HORATIO: Stay! speak, speak! I charge thee, speak!
With this post, I have managed to make my way through 50 lines of Hamlet. But this is not an occasion for celebrating; I just need to tuck my head down and keep analyzing, if I’m ever going to make it to 150, or 1,500. The finish line is impossibly distant.
Just a quick report today, then. Horatio repeats his earlier injunction to the Ghost, including the same word, “charge.” For someone who supposedly possesses a lot of book-smarts on the subject of the supernatural, Horatio is making a poor show. In his defense, he is harrowed, but it’s still Rhetoric 101 that if one tactic doesn’t work to needle your opponent, you should try something else.
Marcellus’s line once again functions as a sort of verbal stage direction, the kind which often helps Shakespeare’s editors to know when to insert stage directions indicating exits. In this case, though, the original versions of the script all include an explicit stage direction, although they are all a bit different. “Exit Ghost” is from Q2, whereas the First Folio reads “Exit the Ghost” — the kind of textual difference so minor and irrelevant, it’s almost embarrassing to bring it up. Its chief value is not insight into the play, but insight into the printing process; editors and typesetters in Shakespeare’s day did whatever they liked with scripts, and especially with stage directions. Nothing’s sacred.
In the First Quarto, two lines very much like these ones do appear (Horatio repeats “by heaven,” and Marcellus says “makes no answer” instead of “will not answer”), but according to the stage directions, the Ghost is already off stage. In Q1, the stage direction occurs between Marcellus’s “It is offended” and Barnardo’s “See, it stalks away” — which is a much more logical place to indicate an exit, since Barnardo’s line comments directly upon that act.

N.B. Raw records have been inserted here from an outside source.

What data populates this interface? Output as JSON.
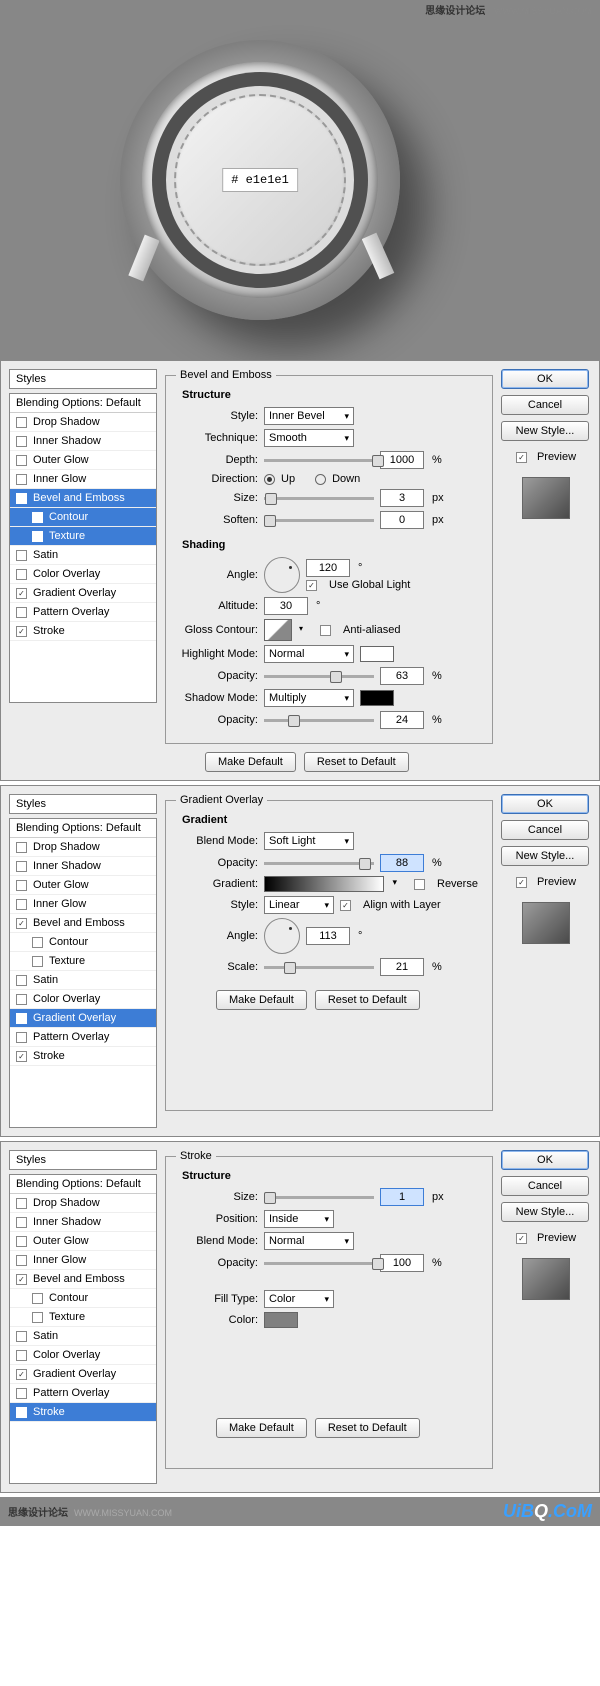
{
  "watermark": {
    "title": "思缘设计论坛",
    "url": "WWW.MISSYUAN.COM"
  },
  "knob": {
    "color_label": "# e1e1e1"
  },
  "common": {
    "styles_head": "Styles",
    "blending_header": "Blending Options: Default",
    "ok": "OK",
    "cancel": "Cancel",
    "new_style": "New Style...",
    "preview": "Preview",
    "make_default": "Make Default",
    "reset_default": "Reset to Default",
    "effects": {
      "drop_shadow": "Drop Shadow",
      "inner_shadow": "Inner Shadow",
      "outer_glow": "Outer Glow",
      "inner_glow": "Inner Glow",
      "bevel_emboss": "Bevel and Emboss",
      "contour": "Contour",
      "texture": "Texture",
      "satin": "Satin",
      "color_overlay": "Color Overlay",
      "gradient_overlay": "Gradient Overlay",
      "pattern_overlay": "Pattern Overlay",
      "stroke": "Stroke"
    }
  },
  "bevel": {
    "title": "Bevel and Emboss",
    "structure": "Structure",
    "style_label": "Style:",
    "style_value": "Inner Bevel",
    "technique_label": "Technique:",
    "technique_value": "Smooth",
    "depth_label": "Depth:",
    "depth_value": "1000",
    "depth_unit": "%",
    "direction_label": "Direction:",
    "up": "Up",
    "down": "Down",
    "size_label": "Size:",
    "size_value": "3",
    "size_unit": "px",
    "soften_label": "Soften:",
    "soften_value": "0",
    "soften_unit": "px",
    "shading": "Shading",
    "angle_label": "Angle:",
    "angle_value": "120",
    "angle_unit": "°",
    "global_light": "Use Global Light",
    "altitude_label": "Altitude:",
    "altitude_value": "30",
    "altitude_unit": "°",
    "gloss_label": "Gloss Contour:",
    "anti_aliased": "Anti-aliased",
    "highlight_mode_label": "Highlight Mode:",
    "highlight_mode_value": "Normal",
    "opacity_label": "Opacity:",
    "highlight_opacity": "63",
    "opacity_unit": "%",
    "shadow_mode_label": "Shadow Mode:",
    "shadow_mode_value": "Multiply",
    "shadow_opacity": "24"
  },
  "gradient": {
    "title": "Gradient Overlay",
    "section": "Gradient",
    "blend_mode_label": "Blend Mode:",
    "blend_mode_value": "Soft Light",
    "opacity_label": "Opacity:",
    "opacity_value": "88",
    "opacity_unit": "%",
    "gradient_label": "Gradient:",
    "reverse": "Reverse",
    "style_label": "Style:",
    "style_value": "Linear",
    "align": "Align with Layer",
    "angle_label": "Angle:",
    "angle_value": "113",
    "angle_unit": "°",
    "scale_label": "Scale:",
    "scale_value": "21",
    "scale_unit": "%"
  },
  "stroke": {
    "title": "Stroke",
    "structure": "Structure",
    "size_label": "Size:",
    "size_value": "1",
    "size_unit": "px",
    "position_label": "Position:",
    "position_value": "Inside",
    "blend_mode_label": "Blend Mode:",
    "blend_mode_value": "Normal",
    "opacity_label": "Opacity:",
    "opacity_value": "100",
    "opacity_unit": "%",
    "fill_type_label": "Fill Type:",
    "fill_type_value": "Color",
    "color_label": "Color:"
  },
  "footer": {
    "brand1": "UiB",
    "brand2": "Q",
    "brand3": ".CoM"
  }
}
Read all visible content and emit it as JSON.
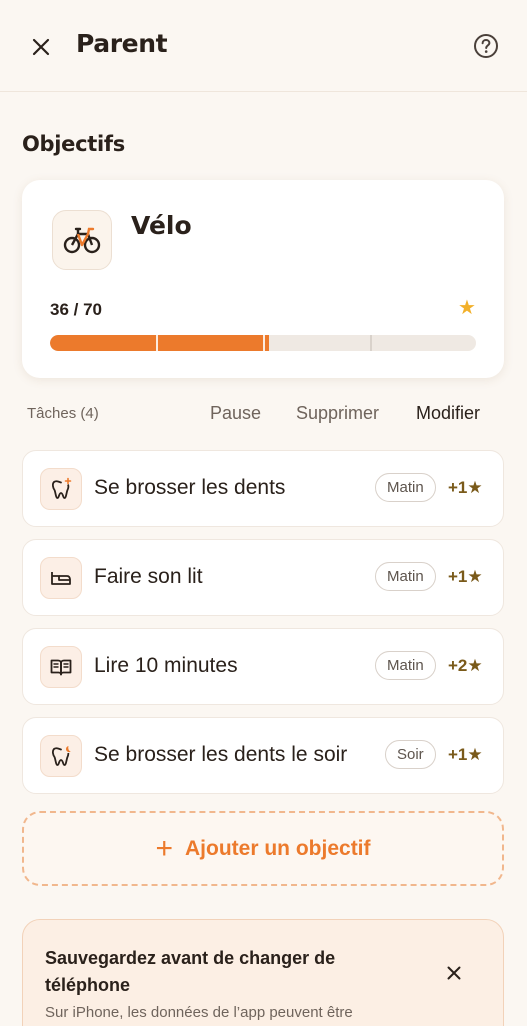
{
  "header": {
    "title": "Parent"
  },
  "section": {
    "title": "Objectifs"
  },
  "goal": {
    "name": "Vélo",
    "progress_text": "36 / 70",
    "progress": 0.514,
    "icon": "bicycle-icon"
  },
  "tasks_header": {
    "label": "Tâches (4)",
    "pause": "Pause",
    "delete": "Supprimer",
    "edit": "Modifier"
  },
  "tasks": [
    {
      "name": "Se brosser les dents",
      "tag": "Matin",
      "reward": "+1★",
      "icon": "tooth-sparkle-icon"
    },
    {
      "name": "Faire son lit",
      "tag": "Matin",
      "reward": "+1★",
      "icon": "bed-icon"
    },
    {
      "name": "Lire 10 minutes",
      "tag": "Matin",
      "reward": "+2★",
      "icon": "book-icon"
    },
    {
      "name": "Se brosser les dents le soir",
      "tag": "Soir",
      "reward": "+1★",
      "icon": "tooth-moon-icon"
    }
  ],
  "add_goal": {
    "label": "Ajouter un objectif"
  },
  "backup": {
    "title": "Sauvegardez avant de changer de téléphone",
    "text": "Sur iPhone, les données de l’app peuvent être"
  },
  "colors": {
    "accent": "#ec7a2c",
    "background": "#fbf7f2",
    "star": "#f2b02a",
    "reward": "#7a5a1a"
  }
}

It’s also a good reminder that exiting a stage takes time — the Ghost might conceivably still be exiting by the end of Marcellus’s last line, above.
One prevalent theory about the First Quarto is that it came from a direct observer of the Globe’s production. It would seem to be a daunting task for a spectator, scribbling down (or memorizing?) an entire play, but Elizabethans were supposedly good at “conning” speeches, so who knows? Another theory is that the actor who played Marcellus dictated the script to a compositor, according to his best memory of the scenes (scholars accuse Marcellus of this because the scenes where he appears are closest to the Q2 version). In either case, seeing “Exit Ghost” a few lines earlier in Q1 should be a reliable indicator of original stage practice. It’s nice to have access to an accurate Ghost Tracker.